Emergence versus Entropy, By Julian Birkinshaw, London Business School Term Chair Professor of Strategy and Entrepreneurship.
“I have been puzzling over complexity in organisations for a while now, and I reckon there are three processes underway in organisations that collectively determine the level of actual complexity as experienced by people in the organisation.
1. There is a design process –the allocation of roles and responsibilities through some sort of top-down master plan. We all know how this works.
2. There is an emergent process – a bottom-up form of spontaneous interaction between well-intentioned individuals, also known as self-organising. This has become very popular in the field of management, in large part because it draws on insights from the world of nature, such as the seemingly-spontaneous order that is exhibited by migrating geese and ant colonies. Under the right conditions, it seems, individual employees will come together to create effective coordinated action. The role of the leader is therefore to foster “emergent” order among employees without falling into the trap of over-engineering it.
3. Finally, there is an entropic process – the gradual trending of an organisational system towards disorder. This is where it gets a bit tricky. The disciples of self-organising often note that companies are “open systems” that exchange resources with the outside world, and this external source of energy is what helps to renew and refresh them. But the reality is that most companies are only semi-open. In fact, many large companies I know are actually pretty closed to outside influences. And if this is the case, the second law of thermodynamics comes into effect, namely that a closed system will gradually move towards a state of maximum disorder (i.e. entropy).
And here is the underlying conceptual point. The more open the organisation is to external sources of energy, the easier it is to harness the forces of emergence rather than entropy. What does this mean in practice? Things like refreshing your management team with outside hires, circulating employees, making people explicitly accountable to external stakeholders, collaborating with suppliers and partners, and conducting experiments in “open innovation”.”
Mr. Birkinshaw’s advice, while sound, obscures the deeper psychological and cultural aversion to even thinking about entropy. The people who run organisations are organised, and organised people don’t do entropy. There are people who live by entropy, but they just don’t work their way up to the top of organisations. They take what serendipity comes to them and accept the losses of fate. They may achieve some notoriety in art or science, but only tangentially. The really successful artists and scientists are organised (Einstein’s work was organised by his first wife.)

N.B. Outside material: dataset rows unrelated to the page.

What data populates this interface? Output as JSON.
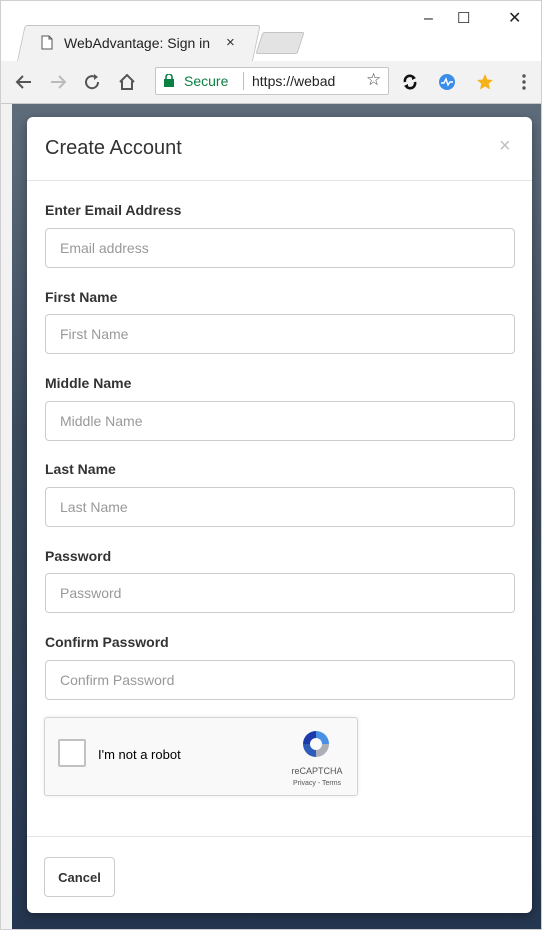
{
  "browser": {
    "tab_title": "WebAdvantage: Sign in",
    "tab_close": "×",
    "minimize": "–",
    "maximize": "☐",
    "close": "✕",
    "secure_label": "Secure",
    "url": "https://webad"
  },
  "modal": {
    "title": "Create Account",
    "close_label": "×",
    "fields": [
      {
        "label": "Enter Email Address",
        "placeholder": "Email address",
        "value": ""
      },
      {
        "label": "First Name",
        "placeholder": "First Name",
        "value": ""
      },
      {
        "label": "Middle Name",
        "placeholder": "Middle Name",
        "value": ""
      },
      {
        "label": "Last Name",
        "placeholder": "Last Name",
        "value": ""
      },
      {
        "label": "Password",
        "placeholder": "Password",
        "value": ""
      },
      {
        "label": "Confirm Password",
        "placeholder": "Confirm Password",
        "value": ""
      }
    ],
    "captcha": {
      "label": "I'm not a robot",
      "brand": "reCAPTCHA",
      "links": "Privacy - Terms",
      "checked": false
    },
    "cancel_label": "Cancel"
  },
  "colors": {
    "secure_green": "#0b8043",
    "page_background": "#253650"
  }
}
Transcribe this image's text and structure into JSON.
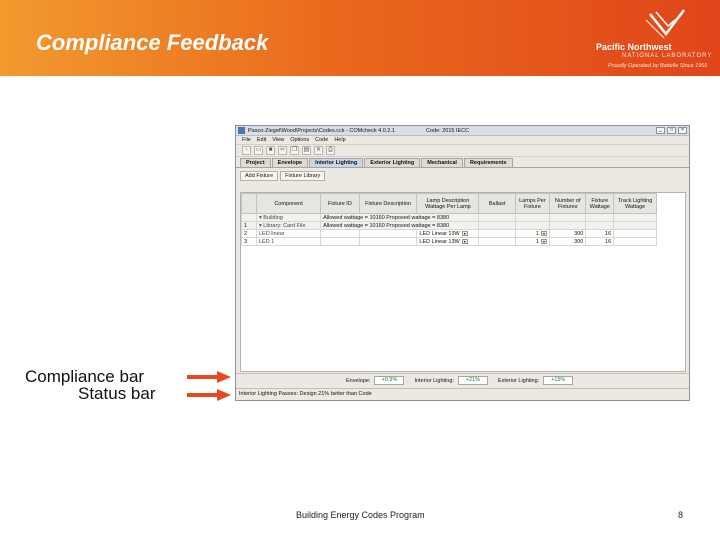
{
  "slide": {
    "title": "Compliance Feedback",
    "header_gradient": [
      "#f29a2e",
      "#e0451a"
    ]
  },
  "logo": {
    "name": "Pacific Northwest",
    "sub": "NATIONAL LABORATORY",
    "tagline": "Proudly Operated by Battelle Since 1965",
    "icon": "pnnl-logo-mark"
  },
  "app": {
    "title": "Pasco-Ziegel\\Wood\\Projects\\Codes.cck - COMcheck 4.0.2.1",
    "code": "Code: 2015 IECC",
    "menu": [
      "File",
      "Edit",
      "View",
      "Options",
      "Code",
      "Help"
    ],
    "toolbar_icons": [
      "new-file-icon",
      "open-folder-icon",
      "save-icon",
      "cut-icon",
      "copy-icon",
      "paste-icon",
      "delete-icon",
      "print-icon"
    ],
    "tabs": [
      {
        "label": "Project",
        "active": false
      },
      {
        "label": "Envelope",
        "active": false
      },
      {
        "label": "Interior Lighting",
        "active": true
      },
      {
        "label": "Exterior Lighting",
        "active": false
      },
      {
        "label": "Mechanical",
        "active": false
      },
      {
        "label": "Requirements",
        "active": false
      }
    ],
    "subtabs": [
      "Add Fixture",
      "Fixture Library"
    ],
    "table": {
      "headers": [
        "",
        "Component",
        "Fixture ID",
        "Fixture Description",
        "Lamp Description Wattage Per Lamp",
        "Ballast",
        "Lamps Per Fixture",
        "Number of Fixtures",
        "Fixture Wattage",
        "Track Lighting Wattage"
      ],
      "rows": [
        {
          "id": "",
          "component": "▾ Building",
          "fixture_id": "Allowed wattage = 10160   Proposed wattage = 8380",
          "desc": "",
          "lamp": "",
          "ballast": "",
          "lamps": "",
          "count": "",
          "fix_watt": "",
          "track": "",
          "group": true
        },
        {
          "id": "1",
          "component": "▾ Library: Card File",
          "fixture_id": "Allowed wattage = 10160   Proposed wattage = 8380",
          "desc": "",
          "lamp": "",
          "ballast": "",
          "lamps": "",
          "count": "",
          "fix_watt": "",
          "track": "",
          "group": true
        },
        {
          "id": "2",
          "component": "LED linear",
          "fixture_id": "",
          "desc": "",
          "lamp": "LED Linear 13W",
          "ballast": "",
          "lamps": "1",
          "count": "300",
          "fix_watt": "16",
          "track": "",
          "group": false
        },
        {
          "id": "3",
          "component": "LED 1",
          "fixture_id": "",
          "desc": "",
          "lamp": "LED Linear 13W",
          "ballast": "",
          "lamps": "1",
          "count": "300",
          "fix_watt": "16",
          "track": "",
          "group": false
        }
      ]
    },
    "compliance": {
      "envelope_label": "Envelope:",
      "envelope_value": "+0.9%",
      "interior_label": "Interior Lighting:",
      "interior_value": "+21%",
      "exterior_label": "Exterior Lighting:",
      "exterior_value": "+15%",
      "value_color": "#1f7a2f"
    },
    "status": "Interior Lighting Passes: Design 21% better than Code"
  },
  "annotations": {
    "compliance_bar": "Compliance bar",
    "status_bar": "Status bar",
    "arrow_color": "#e8481c"
  },
  "footer": {
    "text": "Building Energy Codes Program",
    "page": "8"
  }
}
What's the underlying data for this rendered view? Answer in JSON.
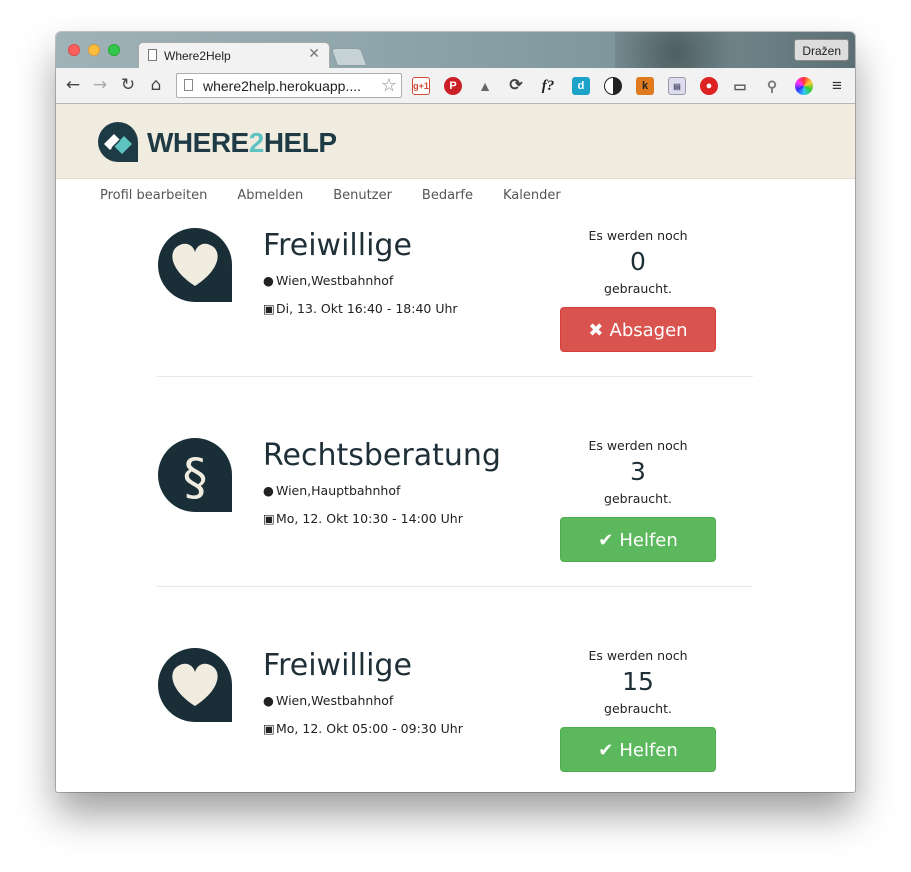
{
  "browser": {
    "tab_title": "Where2Help",
    "url": "where2help.herokuapp....",
    "profile_name": "Dražen"
  },
  "logo": {
    "part1": "WHERE",
    "part2": "2",
    "part3": "HELP"
  },
  "nav": [
    {
      "label": "Profil bearbeiten"
    },
    {
      "label": "Abmelden"
    },
    {
      "label": "Benutzer"
    },
    {
      "label": "Bedarfe"
    },
    {
      "label": "Kalender"
    }
  ],
  "needs_prefix": "Es werden noch",
  "needs_suffix": "gebraucht.",
  "cards": [
    {
      "icon": "heart-icon",
      "title": "Freiwillige",
      "location": "Wien,Westbahnhof",
      "date": "Di, 13. Okt 16:40 - 18:40 Uhr",
      "needed": "0",
      "button": "Absagen",
      "button_style": "danger"
    },
    {
      "icon": "paragraph-icon",
      "title": "Rechtsberatung",
      "location": "Wien,Hauptbahnhof",
      "date": "Mo, 12. Okt 10:30 - 14:00 Uhr",
      "needed": "3",
      "button": "Helfen",
      "button_style": "success"
    },
    {
      "icon": "heart-icon",
      "title": "Freiwillige",
      "location": "Wien,Westbahnhof",
      "date": "Mo, 12. Okt 05:00 - 09:30 Uhr",
      "needed": "15",
      "button": "Helfen",
      "button_style": "success"
    }
  ],
  "colors": {
    "danger": "#d9534f",
    "success": "#5cb85c",
    "brand_dark": "#1e3a44",
    "brand_accent": "#5fc3c2",
    "header_bg": "#f0ede0"
  }
}
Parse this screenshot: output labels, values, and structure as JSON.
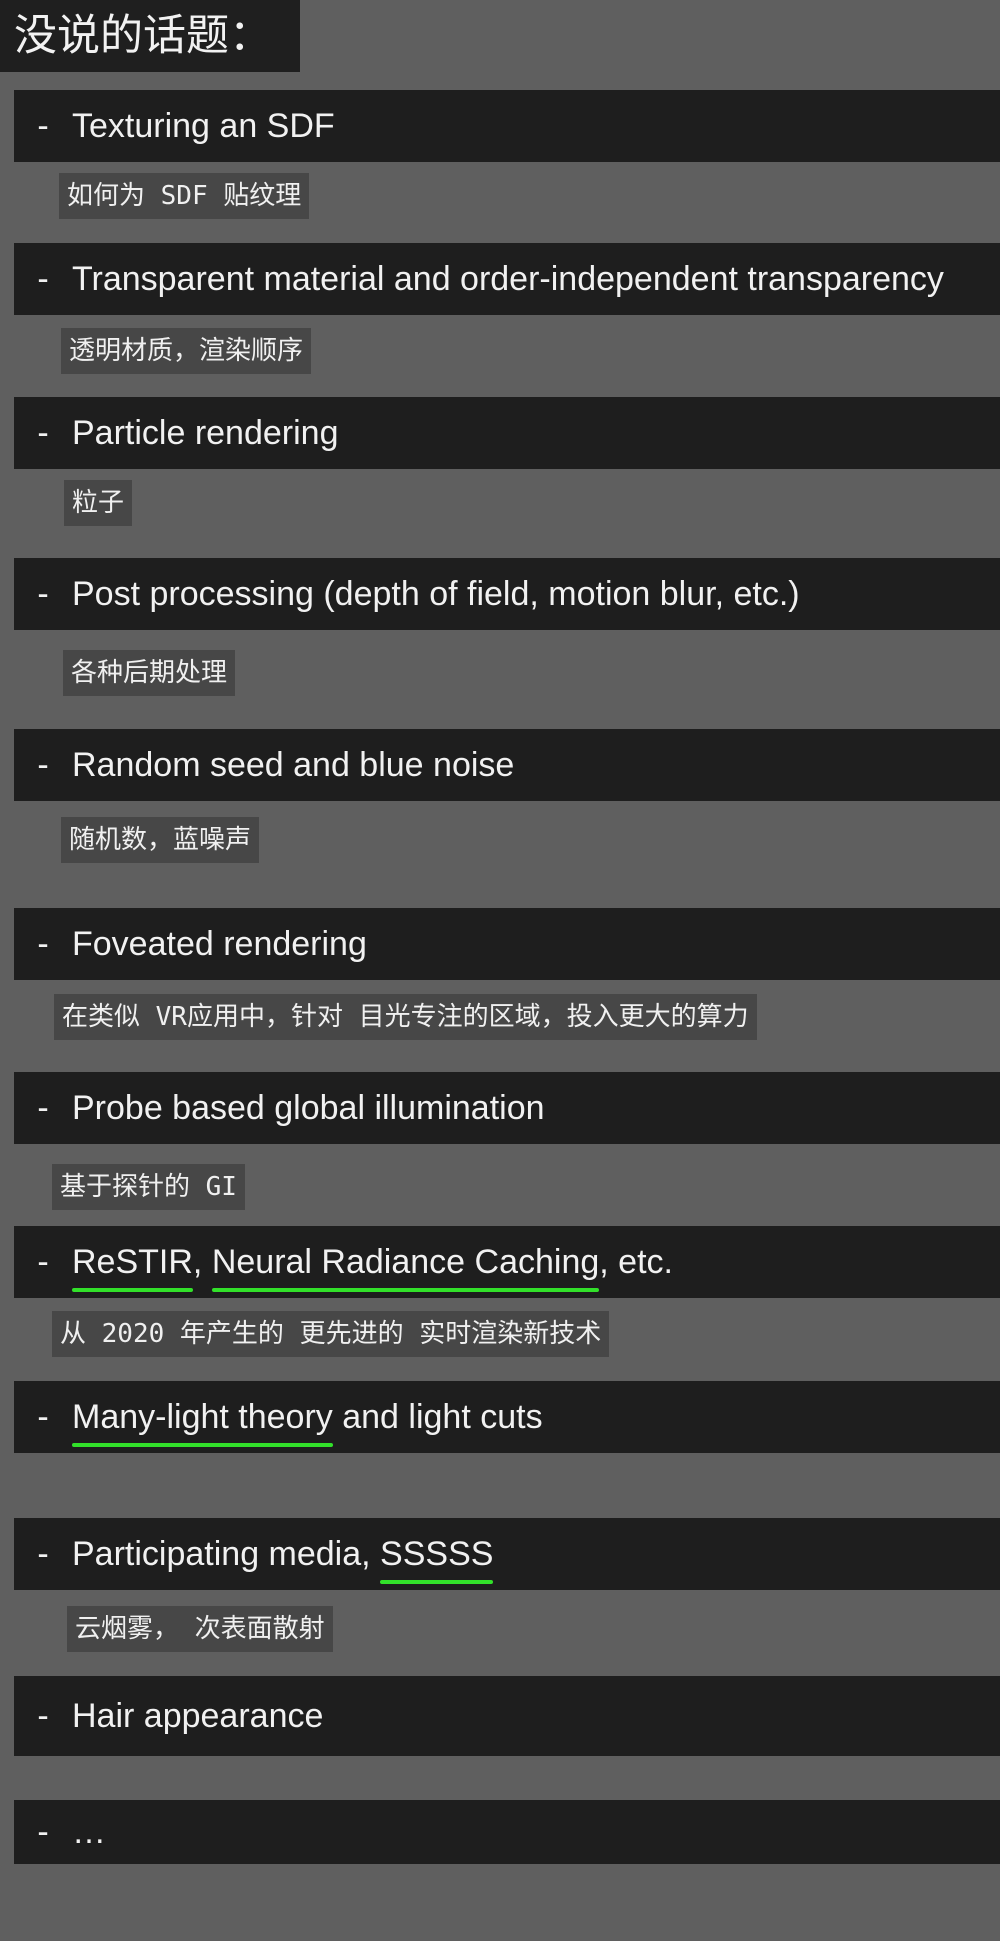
{
  "page_title": "没说的话题：",
  "items": [
    {
      "dash": "-",
      "before": "Texturing an SDF",
      "note": "如何为 SDF 贴纹理"
    },
    {
      "dash": "-",
      "before": "Transparent material and order-independent transparency",
      "note": "透明材质，渲染顺序"
    },
    {
      "dash": "-",
      "before": "Particle rendering",
      "note": "粒子"
    },
    {
      "dash": "-",
      "before": "Post processing (depth of field, motion blur, etc.)",
      "note": "各种后期处理"
    },
    {
      "dash": "-",
      "before": "Random seed and blue noise",
      "note": "随机数，蓝噪声"
    },
    {
      "dash": "-",
      "before": "Foveated rendering",
      "note": "在类似 VR应用中，针对 目光专注的区域，投入更大的算力"
    },
    {
      "dash": "-",
      "before": "Probe based global illumination",
      "note": "基于探针的 GI"
    },
    {
      "dash": "-",
      "u1": "ReSTIR",
      "mid": ", ",
      "u2": "Neural Radiance Caching",
      "after": ", etc.",
      "note": "从 2020 年产生的 更先进的 实时渲染新技术"
    },
    {
      "dash": "-",
      "u1": "Many-light theory",
      "after": " and light cuts"
    },
    {
      "dash": "-",
      "before": "Participating media, ",
      "u1": "SSSSS",
      "note": "云烟雾， 次表面散射"
    },
    {
      "dash": "-",
      "before": "Hair appearance"
    },
    {
      "dash": "-",
      "before": "…"
    }
  ],
  "highlight_color": "#32e12a"
}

Organised people achieve incredible success in moments of low entropy, because when you take a system with profound imbalances and impose a few constraints, the results look miraculous. Think of the Hoover dam. When it was constructed, it unleashed an immense amount of “free energy”, but that energy attracted crowds to Arizona and California that were greater than the dam could sustain. Now the dam is just a small part of the energy portfolio, too big to shut down but too small to make a difference in anybody’s life. The entropy of the system has overwhelmed its relevance, and now no organisation will bring back the low entropy of a rural landscape with a flowing, falling river. The application of constraints appears to make free energy, at first, but at some point additional constraints of the same kind only reduce the free energy further. The result is a social and cultural catastrophe with no logical answers. The same is true in Israel and everywhere else where resources have been allocated in logical but arbitrarily orders.
Remember that entropy is not a law or a process. It is just an idea, a way of understanding what happens when the logic of causation break down. Statistical mechanics works for phenomena that emerge consistently by chance, not through any chain of cause and effect. Entropy is a way of understanding how systems evolve on their own initiative, unintentionally, and generally uncontrollably. The laws are conservation of momentum, information, and the speed of light. Entropy emerges from the fact that those laws place no constraints on location, and within them nothing is prohibited. Information and momentum are free to go anywhere, so they go as many places as possible as soon as they can get there. The second law of thermodynamics might be restated without mention of entropy as “the energy and information in the configuration of matter will tend to distribute itself as evenly and randomly as possible throughout the available space because it has no reason not to.”
One curious result is that the entropy of one body is constrained by the entropy of everything around it, not by a law or limit of entropy. Curiouser still is the notion that Alice in Wonderland is not a book about entropy, but a book about information unfettered by entropy. What would happen if physical reality were governed by information? It would be arbitrary and capricious. While entropy is not logical or causative, logic and causation depend on the backstop of entropy for their meaning and consistency.